--- Source data ---
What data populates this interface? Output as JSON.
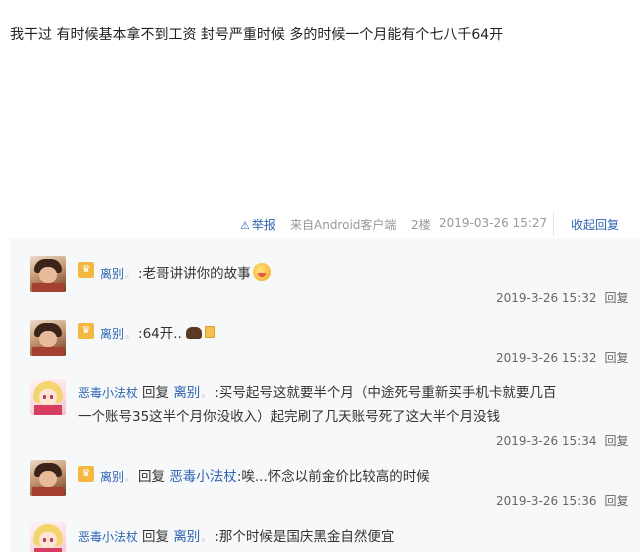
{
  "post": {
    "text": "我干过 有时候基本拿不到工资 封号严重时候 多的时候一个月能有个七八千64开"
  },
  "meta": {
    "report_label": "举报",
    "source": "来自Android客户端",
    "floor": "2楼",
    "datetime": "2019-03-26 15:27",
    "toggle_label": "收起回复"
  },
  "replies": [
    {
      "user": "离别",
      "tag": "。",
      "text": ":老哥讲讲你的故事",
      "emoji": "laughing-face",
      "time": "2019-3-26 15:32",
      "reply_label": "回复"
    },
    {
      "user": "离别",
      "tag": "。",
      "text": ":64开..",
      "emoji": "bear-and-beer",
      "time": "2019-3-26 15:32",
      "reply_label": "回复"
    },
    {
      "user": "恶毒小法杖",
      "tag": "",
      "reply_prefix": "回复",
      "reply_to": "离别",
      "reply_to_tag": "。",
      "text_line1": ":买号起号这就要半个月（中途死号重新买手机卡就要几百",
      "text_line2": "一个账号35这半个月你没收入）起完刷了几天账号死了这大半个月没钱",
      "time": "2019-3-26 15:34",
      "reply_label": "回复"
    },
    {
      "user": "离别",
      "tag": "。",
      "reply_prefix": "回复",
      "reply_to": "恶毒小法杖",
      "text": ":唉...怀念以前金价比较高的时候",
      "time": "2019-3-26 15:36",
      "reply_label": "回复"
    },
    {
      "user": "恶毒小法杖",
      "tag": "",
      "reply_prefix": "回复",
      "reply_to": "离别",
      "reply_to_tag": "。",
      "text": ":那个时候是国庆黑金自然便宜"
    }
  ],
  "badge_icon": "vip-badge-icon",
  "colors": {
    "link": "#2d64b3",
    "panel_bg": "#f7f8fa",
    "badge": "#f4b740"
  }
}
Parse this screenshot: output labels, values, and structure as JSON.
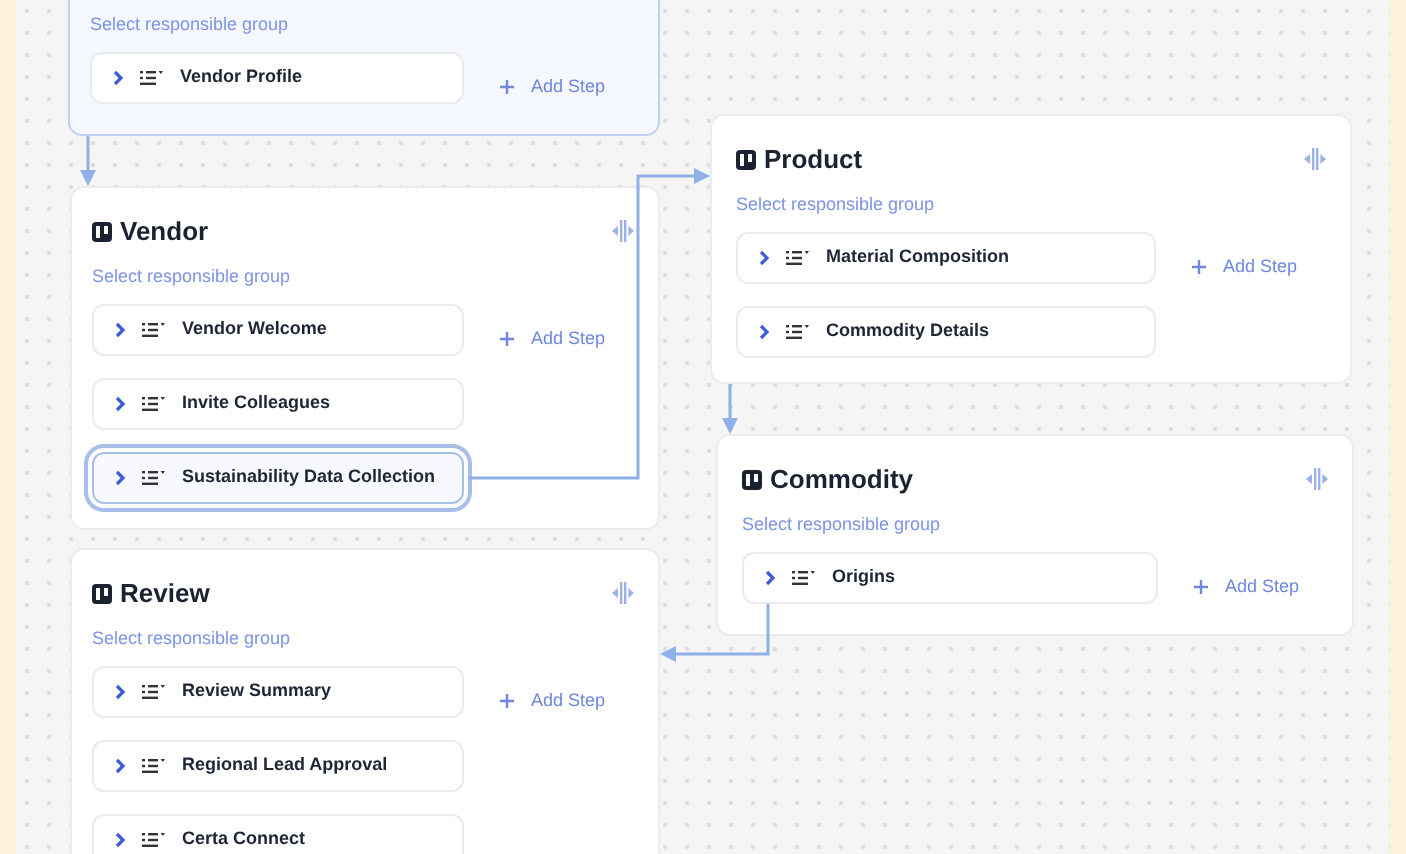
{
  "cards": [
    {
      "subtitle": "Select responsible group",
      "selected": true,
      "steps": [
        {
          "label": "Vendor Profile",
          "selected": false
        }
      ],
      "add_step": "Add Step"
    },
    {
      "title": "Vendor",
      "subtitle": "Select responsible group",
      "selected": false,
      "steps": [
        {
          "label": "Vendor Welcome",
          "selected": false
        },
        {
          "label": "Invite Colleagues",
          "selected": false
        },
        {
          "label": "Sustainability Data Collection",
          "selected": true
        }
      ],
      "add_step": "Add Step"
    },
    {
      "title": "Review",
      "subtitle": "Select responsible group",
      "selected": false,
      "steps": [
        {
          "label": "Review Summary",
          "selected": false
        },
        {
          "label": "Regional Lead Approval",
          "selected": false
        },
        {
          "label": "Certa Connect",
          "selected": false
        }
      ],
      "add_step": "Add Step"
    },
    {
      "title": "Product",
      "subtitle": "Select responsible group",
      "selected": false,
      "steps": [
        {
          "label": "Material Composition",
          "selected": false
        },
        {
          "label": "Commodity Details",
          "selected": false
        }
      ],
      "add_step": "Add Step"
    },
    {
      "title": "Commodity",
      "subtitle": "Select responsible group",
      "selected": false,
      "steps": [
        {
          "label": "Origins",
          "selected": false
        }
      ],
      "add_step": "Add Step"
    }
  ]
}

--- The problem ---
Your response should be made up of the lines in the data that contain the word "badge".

--- Solution for this exercise ---
  "badge_icon": "vip-badge-icon",
    "badge": "#f4b740"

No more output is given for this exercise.